The word to find is "rest". Copy each line of the material that contains it.

═════ Exercise input ═════

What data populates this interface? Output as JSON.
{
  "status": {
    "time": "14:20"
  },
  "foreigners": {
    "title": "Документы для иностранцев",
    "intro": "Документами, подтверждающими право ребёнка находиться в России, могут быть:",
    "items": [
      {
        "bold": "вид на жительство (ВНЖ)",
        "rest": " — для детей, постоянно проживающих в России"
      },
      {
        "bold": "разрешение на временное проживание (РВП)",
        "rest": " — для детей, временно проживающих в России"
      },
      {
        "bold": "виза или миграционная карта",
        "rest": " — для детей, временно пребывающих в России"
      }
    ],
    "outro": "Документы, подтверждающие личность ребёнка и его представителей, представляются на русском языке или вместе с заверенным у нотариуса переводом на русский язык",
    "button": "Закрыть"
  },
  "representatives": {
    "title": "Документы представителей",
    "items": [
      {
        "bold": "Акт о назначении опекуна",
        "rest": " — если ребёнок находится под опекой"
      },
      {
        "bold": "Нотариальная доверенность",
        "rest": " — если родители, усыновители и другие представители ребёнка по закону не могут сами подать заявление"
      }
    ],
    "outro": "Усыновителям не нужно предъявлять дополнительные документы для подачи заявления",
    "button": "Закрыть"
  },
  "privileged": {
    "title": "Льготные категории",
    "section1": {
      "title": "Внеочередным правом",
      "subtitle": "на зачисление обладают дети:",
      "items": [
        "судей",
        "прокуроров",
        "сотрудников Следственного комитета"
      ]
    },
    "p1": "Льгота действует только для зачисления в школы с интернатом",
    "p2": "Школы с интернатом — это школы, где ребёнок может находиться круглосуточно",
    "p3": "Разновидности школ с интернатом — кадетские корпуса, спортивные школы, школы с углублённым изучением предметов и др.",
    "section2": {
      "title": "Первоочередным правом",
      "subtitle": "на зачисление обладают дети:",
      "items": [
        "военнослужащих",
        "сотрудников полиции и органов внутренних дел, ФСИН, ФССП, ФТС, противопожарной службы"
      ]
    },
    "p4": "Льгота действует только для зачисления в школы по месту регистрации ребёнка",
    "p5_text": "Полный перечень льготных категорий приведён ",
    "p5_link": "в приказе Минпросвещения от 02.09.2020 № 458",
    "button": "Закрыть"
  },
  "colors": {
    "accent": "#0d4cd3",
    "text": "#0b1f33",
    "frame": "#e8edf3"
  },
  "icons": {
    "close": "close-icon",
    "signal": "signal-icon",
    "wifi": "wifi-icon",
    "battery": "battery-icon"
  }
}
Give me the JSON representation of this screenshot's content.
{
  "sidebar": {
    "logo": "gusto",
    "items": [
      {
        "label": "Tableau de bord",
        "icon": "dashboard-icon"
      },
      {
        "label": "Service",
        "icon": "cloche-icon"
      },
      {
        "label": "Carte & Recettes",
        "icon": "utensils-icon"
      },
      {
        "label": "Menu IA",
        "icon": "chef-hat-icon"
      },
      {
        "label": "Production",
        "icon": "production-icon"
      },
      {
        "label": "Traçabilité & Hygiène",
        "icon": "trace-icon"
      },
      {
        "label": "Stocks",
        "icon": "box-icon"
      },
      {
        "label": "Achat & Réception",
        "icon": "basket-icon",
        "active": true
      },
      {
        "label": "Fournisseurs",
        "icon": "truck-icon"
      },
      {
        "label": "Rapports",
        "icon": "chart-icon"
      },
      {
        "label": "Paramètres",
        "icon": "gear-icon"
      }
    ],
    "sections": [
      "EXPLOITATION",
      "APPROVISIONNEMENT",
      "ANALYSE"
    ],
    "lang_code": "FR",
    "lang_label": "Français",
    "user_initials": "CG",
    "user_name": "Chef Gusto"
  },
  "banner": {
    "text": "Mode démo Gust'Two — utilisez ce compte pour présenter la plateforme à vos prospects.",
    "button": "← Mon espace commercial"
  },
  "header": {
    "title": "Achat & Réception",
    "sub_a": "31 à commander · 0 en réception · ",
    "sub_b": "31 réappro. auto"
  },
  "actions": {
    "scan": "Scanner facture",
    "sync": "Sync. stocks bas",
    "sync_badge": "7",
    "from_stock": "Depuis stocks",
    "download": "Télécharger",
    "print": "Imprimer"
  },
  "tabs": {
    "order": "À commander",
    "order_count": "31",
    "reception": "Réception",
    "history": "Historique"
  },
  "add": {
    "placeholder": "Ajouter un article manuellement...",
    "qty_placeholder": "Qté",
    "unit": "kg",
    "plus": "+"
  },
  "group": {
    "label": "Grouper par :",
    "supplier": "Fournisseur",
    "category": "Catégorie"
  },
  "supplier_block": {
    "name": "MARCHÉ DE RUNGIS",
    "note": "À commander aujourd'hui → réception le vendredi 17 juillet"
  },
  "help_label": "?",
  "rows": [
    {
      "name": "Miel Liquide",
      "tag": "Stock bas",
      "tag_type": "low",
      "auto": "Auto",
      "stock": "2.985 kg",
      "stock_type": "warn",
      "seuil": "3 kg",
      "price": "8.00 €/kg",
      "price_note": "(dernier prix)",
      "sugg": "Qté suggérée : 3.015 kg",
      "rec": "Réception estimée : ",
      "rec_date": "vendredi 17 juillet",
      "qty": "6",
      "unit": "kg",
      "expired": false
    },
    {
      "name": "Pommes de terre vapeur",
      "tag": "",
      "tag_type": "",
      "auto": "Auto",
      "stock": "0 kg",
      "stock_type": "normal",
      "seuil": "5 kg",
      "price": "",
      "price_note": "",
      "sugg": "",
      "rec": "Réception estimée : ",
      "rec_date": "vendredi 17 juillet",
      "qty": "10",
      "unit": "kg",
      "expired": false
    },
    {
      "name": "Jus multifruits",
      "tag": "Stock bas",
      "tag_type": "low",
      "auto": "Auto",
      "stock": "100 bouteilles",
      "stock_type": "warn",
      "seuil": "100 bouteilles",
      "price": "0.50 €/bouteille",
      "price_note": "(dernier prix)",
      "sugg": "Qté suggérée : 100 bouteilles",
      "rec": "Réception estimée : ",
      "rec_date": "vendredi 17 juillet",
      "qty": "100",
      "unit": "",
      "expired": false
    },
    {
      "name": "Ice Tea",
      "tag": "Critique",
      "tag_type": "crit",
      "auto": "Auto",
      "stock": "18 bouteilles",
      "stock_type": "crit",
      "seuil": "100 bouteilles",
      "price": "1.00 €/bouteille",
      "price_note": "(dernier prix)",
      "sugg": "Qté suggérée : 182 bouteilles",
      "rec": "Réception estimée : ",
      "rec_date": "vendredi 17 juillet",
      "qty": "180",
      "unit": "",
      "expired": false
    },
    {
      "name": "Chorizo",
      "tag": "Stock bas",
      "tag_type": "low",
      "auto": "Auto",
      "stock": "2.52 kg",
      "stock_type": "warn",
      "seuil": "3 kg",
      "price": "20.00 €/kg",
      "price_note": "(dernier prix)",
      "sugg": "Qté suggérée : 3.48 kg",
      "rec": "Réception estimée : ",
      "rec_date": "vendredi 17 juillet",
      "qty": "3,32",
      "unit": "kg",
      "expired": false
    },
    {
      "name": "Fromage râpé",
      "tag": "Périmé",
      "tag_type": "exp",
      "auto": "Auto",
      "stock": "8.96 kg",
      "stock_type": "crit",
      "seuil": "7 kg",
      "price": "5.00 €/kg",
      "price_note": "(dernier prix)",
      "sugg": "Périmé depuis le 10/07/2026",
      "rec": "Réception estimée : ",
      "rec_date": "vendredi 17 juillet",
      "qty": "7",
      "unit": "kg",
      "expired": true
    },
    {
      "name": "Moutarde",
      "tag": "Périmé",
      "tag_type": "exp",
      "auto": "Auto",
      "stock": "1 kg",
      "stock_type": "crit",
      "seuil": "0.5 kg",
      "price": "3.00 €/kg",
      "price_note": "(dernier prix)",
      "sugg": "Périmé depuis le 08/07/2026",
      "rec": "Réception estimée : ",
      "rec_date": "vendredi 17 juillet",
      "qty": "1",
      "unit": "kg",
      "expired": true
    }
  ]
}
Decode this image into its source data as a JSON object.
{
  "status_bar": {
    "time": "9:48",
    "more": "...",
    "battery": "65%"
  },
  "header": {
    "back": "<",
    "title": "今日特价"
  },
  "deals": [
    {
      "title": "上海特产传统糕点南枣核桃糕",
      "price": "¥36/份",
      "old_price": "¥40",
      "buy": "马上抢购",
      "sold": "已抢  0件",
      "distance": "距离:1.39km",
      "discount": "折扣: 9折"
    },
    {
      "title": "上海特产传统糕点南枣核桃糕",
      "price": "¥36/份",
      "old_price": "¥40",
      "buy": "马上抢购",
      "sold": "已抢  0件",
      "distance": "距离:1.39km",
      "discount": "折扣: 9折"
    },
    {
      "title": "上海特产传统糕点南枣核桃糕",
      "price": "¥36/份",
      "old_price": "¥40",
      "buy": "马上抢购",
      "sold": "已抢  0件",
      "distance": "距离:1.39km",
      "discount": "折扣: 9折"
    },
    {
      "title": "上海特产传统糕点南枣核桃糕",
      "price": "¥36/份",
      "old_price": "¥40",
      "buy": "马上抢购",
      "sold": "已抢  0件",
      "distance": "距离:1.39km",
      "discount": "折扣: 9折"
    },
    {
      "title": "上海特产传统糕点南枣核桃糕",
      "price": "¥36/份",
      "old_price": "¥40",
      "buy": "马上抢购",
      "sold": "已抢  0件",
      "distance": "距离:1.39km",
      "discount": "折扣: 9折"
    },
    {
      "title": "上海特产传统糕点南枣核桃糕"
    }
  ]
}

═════

### Solution to this task
        "rest": " — для детей, постоянно проживающих в России"
        "rest": " — для детей, временно проживающих в России"
        "rest": " — для детей, временно пребывающих в России"
        "rest": " — если ребёнок находится под опекой"
        "rest": " — если родители, усыновители и другие представители ребёнка по закону не могут сами подать заявление"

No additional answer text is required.